Verizon Communications, Inc., has decided not to bid in response to California’s request for proposals (RFP) seeking an alternative to the plan it received from the First Responder Network Authority (FirstNet) (TR Daily, Nov.20).
“Verizon remains committed to supporting public safety customers and agencies in California and across the country. Unfortunately, after carefully and extensively reviewing the state’s RFP requirements, we have chosen not to bid on the state of California’s RFP,” Verizon said in a statement. “Technical and financial requirements dictated by the draft Spectrum Management Lease Agreement (SMLA) saddled the state of California’s RFP – through no fault of its own – with onerous and vaguely-defined mandates that impacted our ability to create an RFP response we believe best served public safety and Verizon. Vigorous competition that allows the industry and the marketplace to continue to grow and innovate is in the best interest of public safety and should be everyone’s shared goal. Instead, we believe FirstNet and its corporate partner are rigging the game in order to stifle true open competition. Our decision not to submit an RFP response in no way impacts our work with public safety customers in California. We continue to support them every day, including actively working with public safety officials during the ongoing southern California wildfires.”
To compete with AT&T, Inc., FirstNet’s network partner, Verizon is building a public safety core and offering priority access and preemption to public safety agencies.
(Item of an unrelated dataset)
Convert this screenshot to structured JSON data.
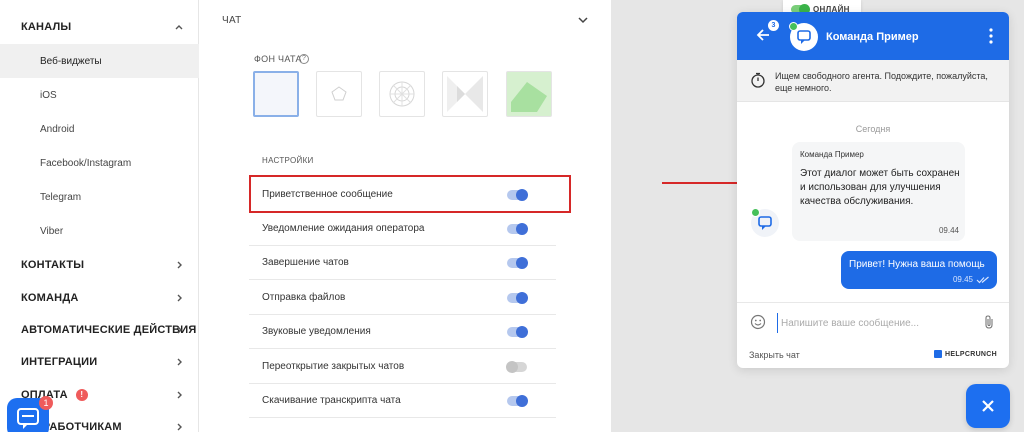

State and local officials in California have been critical of aspects of the FirstNet state plan and the potential $15 billion termination fee included in the draft SMLA that it received. —Paul Kirby, email@example.com